Alex: That’s a pretty fair evaluation. He stays clean in the run game, does his job, makes some plays in underneath coverage, doesn’t miss many tackles (though his one on the goal line last week sucked) and is a solid all-situations guy. Not a lot of splash but it is four games in. Sometimes these things come in bunches or increase throughout a season, especially as a new guy gets more comfortable within his scheme. He’s not a great linebacker but he’s a good one who probably looks a bit better because of how starved for even competent ILB play Steelers’ fans are.

jger15: 

Greg Cosell often talks about quarterbacks’ ability to eliminate and isolate within play structure for success.

Of the very limited sample size we have of Pickett, do you think that’s perhaps a difference as to why they moved on from Trubisky?

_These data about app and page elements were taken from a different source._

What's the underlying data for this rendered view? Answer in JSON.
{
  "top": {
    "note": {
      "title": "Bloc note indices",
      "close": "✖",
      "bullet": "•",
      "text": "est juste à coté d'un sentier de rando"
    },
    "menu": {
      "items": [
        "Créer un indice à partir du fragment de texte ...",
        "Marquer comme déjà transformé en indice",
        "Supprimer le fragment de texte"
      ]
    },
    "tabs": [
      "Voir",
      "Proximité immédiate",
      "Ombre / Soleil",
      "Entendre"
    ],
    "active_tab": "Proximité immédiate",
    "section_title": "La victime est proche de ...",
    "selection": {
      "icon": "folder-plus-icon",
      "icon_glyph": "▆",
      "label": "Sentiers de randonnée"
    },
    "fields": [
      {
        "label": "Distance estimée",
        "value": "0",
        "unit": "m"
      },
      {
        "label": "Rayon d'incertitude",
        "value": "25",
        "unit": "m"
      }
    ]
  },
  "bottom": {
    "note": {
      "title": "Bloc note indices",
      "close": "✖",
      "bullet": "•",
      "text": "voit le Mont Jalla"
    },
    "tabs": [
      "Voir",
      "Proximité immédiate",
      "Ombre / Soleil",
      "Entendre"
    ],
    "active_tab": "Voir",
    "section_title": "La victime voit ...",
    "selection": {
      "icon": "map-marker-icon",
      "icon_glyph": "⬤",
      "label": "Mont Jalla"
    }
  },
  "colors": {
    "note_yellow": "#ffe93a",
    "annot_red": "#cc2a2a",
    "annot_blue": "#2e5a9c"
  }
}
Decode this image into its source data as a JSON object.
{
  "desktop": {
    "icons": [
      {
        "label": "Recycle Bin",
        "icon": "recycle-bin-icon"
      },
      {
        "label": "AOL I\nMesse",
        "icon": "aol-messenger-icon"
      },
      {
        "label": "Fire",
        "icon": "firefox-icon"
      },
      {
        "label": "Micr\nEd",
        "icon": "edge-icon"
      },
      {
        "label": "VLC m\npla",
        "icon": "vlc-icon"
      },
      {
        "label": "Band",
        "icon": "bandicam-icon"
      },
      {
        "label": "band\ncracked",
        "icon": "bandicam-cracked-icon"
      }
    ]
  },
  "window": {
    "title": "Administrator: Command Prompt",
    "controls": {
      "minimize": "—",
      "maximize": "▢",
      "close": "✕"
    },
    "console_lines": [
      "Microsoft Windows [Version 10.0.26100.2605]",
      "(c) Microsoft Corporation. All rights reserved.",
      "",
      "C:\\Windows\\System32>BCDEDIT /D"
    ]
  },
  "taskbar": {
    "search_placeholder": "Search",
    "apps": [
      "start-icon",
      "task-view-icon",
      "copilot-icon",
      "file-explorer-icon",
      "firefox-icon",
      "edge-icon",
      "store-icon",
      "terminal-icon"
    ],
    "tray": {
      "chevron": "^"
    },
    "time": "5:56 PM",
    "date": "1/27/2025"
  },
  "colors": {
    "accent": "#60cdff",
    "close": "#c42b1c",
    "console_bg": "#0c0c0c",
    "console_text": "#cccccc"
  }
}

Alex: Not really. I think it’s zoomed more out than that. The offense wasn’t producing. That isn’t all on Trubisky but when you’re the stop-gap quarterback playing middling football ahead of the first round pick face of the future and the offense stinks…the team is going to make a change. Or at least certainly could. And that’s what Tomlin did. I don’t think it’s more than that.

Now, we can get into Trubisky’s specific issues of not being fully comfortable in the pocket, of missing underneath reads, of being ineffective on downfield throws. All of that is fair. But I don’t think it was a highly analytical decision the Steelers made. It came at halftime, not even during the week when you can go through the tape, talk with the staff, plan it out. Tomlin is a gut guy. Steelers needed to beat the Jets. Tomlin needed to try to light a spark. So he made the change. Simple as that.

Jarvis Ragdoll Jones: Alex,
Mike Tomlin did very well his first 4-5 years on the job. Since then he has not accomplished much. Is he overated my the local and national media?

Alex: I don’t spend a lot of time thinking about overrated or not. I just try to evaluate the job that’s been done. And it’s more than fair to say everything since at least 2017 has been one big disappointment. This playoff drought is unacceptable. I can be more forgiving this year given the big transition but big-picture, yeah, it hasn’t been good enough. Winning is hard, fans are prone to taking it for granted, but I’m not going to make a bunch of excuses for Tomlin either. It’s why I hate the “never had a losing season” stat and 2022 seems like the end of that tired sentence.

PaeperCup: Hey Alex, maybe we’re little jaded, but do we overvalue players like Muth, Najee, the entire WR corp who we all have stated are some of the best in their position, but really have not performed anywhere near the top tier?

Alex: Fans generally have the most extreme view of their players one way or the other but it had the makings of a good unit. Maybe Claypool has been too overrated, I don’t know, but the others have consistently proven themselves on Sundays. There was a work-in-progress element to this offense so I’m not trying to draw conclusions about this year right now. Maybe things look dramatically different by the time we’re talking around the bye. Maybe not. I’ll just take it all in and draw those conclusions at the end of the year.

To Top
error: Alert: Content is protected !!